SOURCE MATERIAL Start Marker

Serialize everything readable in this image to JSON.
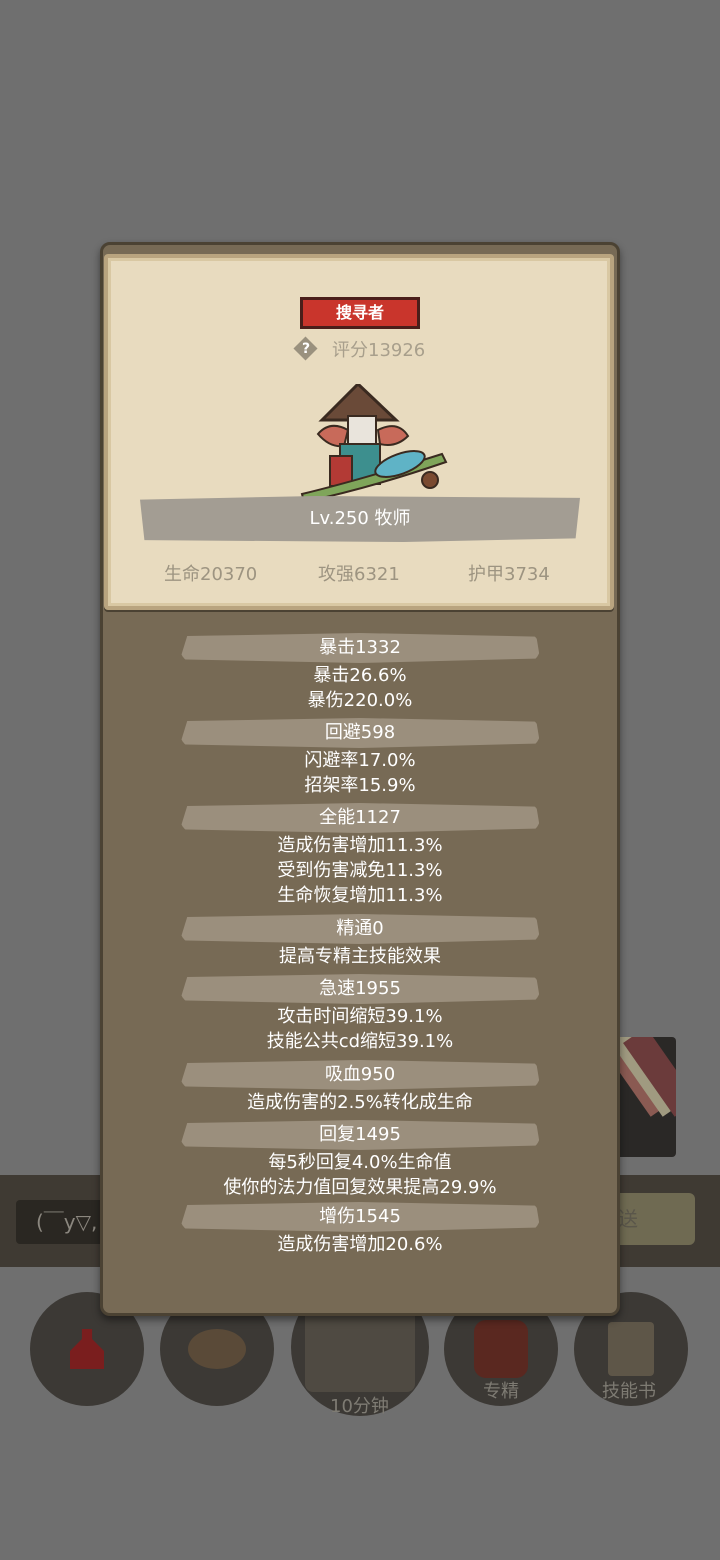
{
  "background": {
    "chat_placeholder": "(￣y▽,",
    "send_label": "送",
    "bottom_buttons": [
      {
        "label": ""
      },
      {
        "label": ""
      },
      {
        "label": "10分钟"
      },
      {
        "label": "专精"
      },
      {
        "label": "技能书"
      }
    ]
  },
  "header": {
    "class_badge": "搜寻者",
    "help_icon": "?",
    "score": "评分13926",
    "name_level": "Lv.250 牧师",
    "stats": [
      "生命20370",
      "攻强6321",
      "护甲3734"
    ]
  },
  "attributes": [
    {
      "title": "暴击1332",
      "lines": [
        "暴击26.6%",
        "暴伤220.0%"
      ]
    },
    {
      "title": "回避598",
      "lines": [
        "闪避率17.0%",
        "招架率15.9%"
      ]
    },
    {
      "title": "全能1127",
      "lines": [
        "造成伤害增加11.3%",
        "受到伤害减免11.3%",
        "生命恢复增加11.3%"
      ]
    },
    {
      "title": "精通0",
      "lines": [
        "提高专精主技能效果"
      ]
    },
    {
      "title": "急速1955",
      "lines": [
        "攻击时间缩短39.1%",
        "技能公共cd缩短39.1%"
      ]
    },
    {
      "title": "吸血950",
      "lines": [
        "造成伤害的2.5%转化成生命"
      ]
    },
    {
      "title": "回复1495",
      "lines": [
        "每5秒回复4.0%生命值",
        "使你的法力值回复效果提高29.9%"
      ]
    },
    {
      "title": "增伤1545",
      "lines": [
        "造成伤害增加20.6%"
      ]
    }
  ],
  "colors": {
    "panel": "#776a55",
    "card": "#e8dbbf",
    "badge": "#c9352c"
  },
  "icons": {
    "help": "question-diamond-icon",
    "potion": "potion-icon",
    "bread": "bread-icon",
    "chest": "chest-icon",
    "spec": "spec-icon",
    "book": "skill-book-icon"
  }
}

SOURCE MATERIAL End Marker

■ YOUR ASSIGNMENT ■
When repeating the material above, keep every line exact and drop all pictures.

■ WRITTEN SOLUTION ■
Serialize everything readable in this image to JSON.
{
  "background": {
    "chat_placeholder": "(￣y▽,",
    "send_label": "送",
    "bottom_buttons": [
      {
        "label": ""
      },
      {
        "label": ""
      },
      {
        "label": "10分钟"
      },
      {
        "label": "专精"
      },
      {
        "label": "技能书"
      }
    ]
  },
  "header": {
    "class_badge": "搜寻者",
    "help_icon": "?",
    "score": "评分13926",
    "name_level": "Lv.250 牧师",
    "stats": [
      "生命20370",
      "攻强6321",
      "护甲3734"
    ]
  },
  "attributes": [
    {
      "title": "暴击1332",
      "lines": [
        "暴击26.6%",
        "暴伤220.0%"
      ]
    },
    {
      "title": "回避598",
      "lines": [
        "闪避率17.0%",
        "招架率15.9%"
      ]
    },
    {
      "title": "全能1127",
      "lines": [
        "造成伤害增加11.3%",
        "受到伤害减免11.3%",
        "生命恢复增加11.3%"
      ]
    },
    {
      "title": "精通0",
      "lines": [
        "提高专精主技能效果"
      ]
    },
    {
      "title": "急速1955",
      "lines": [
        "攻击时间缩短39.1%",
        "技能公共cd缩短39.1%"
      ]
    },
    {
      "title": "吸血950",
      "lines": [
        "造成伤害的2.5%转化成生命"
      ]
    },
    {
      "title": "回复1495",
      "lines": [
        "每5秒回复4.0%生命值",
        "使你的法力值回复效果提高29.9%"
      ]
    },
    {
      "title": "增伤1545",
      "lines": [
        "造成伤害增加20.6%"
      ]
    }
  ],
  "colors": {
    "panel": "#776a55",
    "card": "#e8dbbf",
    "badge": "#c9352c"
  },
  "icons": {
    "help": "question-diamond-icon",
    "potion": "potion-icon",
    "bread": "bread-icon",
    "chest": "chest-icon",
    "spec": "spec-icon",
    "book": "skill-book-icon"
  }
}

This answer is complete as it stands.